In October 2021, the UK saw a new energy price cap instituted by the Office of Gas and Electricity Markets (Ofgem), which established a maximum amount that energy suppliers may charge for units of gas and electricity. This cap only applies to domestic customers, but because utilities are such a large part of the average family’s budget, this change could make a significant impact. Because of this, consumers are left with questions about how they can use the energy price cap to their advantage.
How do energy price caps work?
The energy price cap is a maximum limit on the amount that gas and electric suppliers can charge per each unit used and includes a maximum daily charge simply for being in a home attached to the grid. However, there is no maximum limit to the amount that you will pay overall – your bill amount is still dependent on your usage.
Why is it changing now?
Ofgem assesses the limits of the cap about twice a year to ensure that they are consistent with wholesale energy costs. Often, this happens seasonally in summer or winter. Because the price cap alterations for April 2022 have not been announced yet, experts are left to make educated guesses about what will change. Considering the trends of recent years, many experts assume that the cap will rise from the current rate of £1309 (depending on location) by upwards of 50%. This may be, in part, because of the energy crisis that has skyrocketed wholesale prices.
How do I know if I qualify?
Often, the price cap applies to energy contracts that you did not explicitly choose to have. For example, if you have never switched your energy tariff and are on your supplier’s standard contract, you will likely be protected by the price cap. However, if you are set up with a fixed-term contract deal that you chose, this cap will likely not affect what you pay at all.

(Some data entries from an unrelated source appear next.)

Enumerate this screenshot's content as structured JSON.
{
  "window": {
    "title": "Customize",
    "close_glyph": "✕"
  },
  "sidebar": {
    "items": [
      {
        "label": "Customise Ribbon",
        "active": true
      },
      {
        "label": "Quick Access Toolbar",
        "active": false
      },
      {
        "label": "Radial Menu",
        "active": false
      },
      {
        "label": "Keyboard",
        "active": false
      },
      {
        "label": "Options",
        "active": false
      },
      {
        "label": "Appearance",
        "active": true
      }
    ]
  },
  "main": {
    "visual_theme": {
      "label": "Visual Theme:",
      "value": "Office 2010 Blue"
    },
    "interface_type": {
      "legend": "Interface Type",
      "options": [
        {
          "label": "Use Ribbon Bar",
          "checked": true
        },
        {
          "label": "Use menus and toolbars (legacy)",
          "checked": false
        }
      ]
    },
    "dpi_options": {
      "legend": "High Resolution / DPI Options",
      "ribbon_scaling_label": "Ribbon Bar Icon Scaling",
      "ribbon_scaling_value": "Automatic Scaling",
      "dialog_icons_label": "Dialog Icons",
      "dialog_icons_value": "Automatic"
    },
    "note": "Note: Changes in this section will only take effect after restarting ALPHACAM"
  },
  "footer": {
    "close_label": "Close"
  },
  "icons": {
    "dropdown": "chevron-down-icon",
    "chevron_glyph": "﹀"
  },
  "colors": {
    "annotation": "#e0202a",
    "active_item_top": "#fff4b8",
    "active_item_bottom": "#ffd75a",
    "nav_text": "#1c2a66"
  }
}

A good rule of thumb is that if you have switched plans in the past year, you are often not covered by the energy price cap, but it is always a good idea to check with your supplier to make sure.
Is the price cap always the best option?
Many experts recommend sticking with the cap, as it will likely always be the cheapest option. The point of the price cap is to ensure fair pricing for consumers, so lower rates make sense. However, there are usually worldwide and personal circumstances that could affect your ideal decision.
For example, if you were to shop around and find a cheaper deal, but you don’t have the credit score to be approved, or would have to change your usage habits, it may not be worth it. Additionally, wholesale energy costs are constantly fluctuating, but the cap is only assessed twice a year, meaning that there could be times that it appears cheaper to switch to a fixed deal. At the end of the day, everyone has different circumstances, so consider speaking to a trusted financial adviser to better understand what choices are best for you and your family.
This article is for information only and must not be considered as financial advice. We always recommend that you seek independent financial advice before making any financial decisions. Investments can go down as well as up and you may get back less than you invested.
gpfm are an independent financial planning company dedicated to the provision of personal, professional, and objective-driven advice for our clients. We have been awarded the Chartered Financial Planners title by the Chartered Insurance Institute for offering high quality, independent and informed advice that meets the needs of our clients.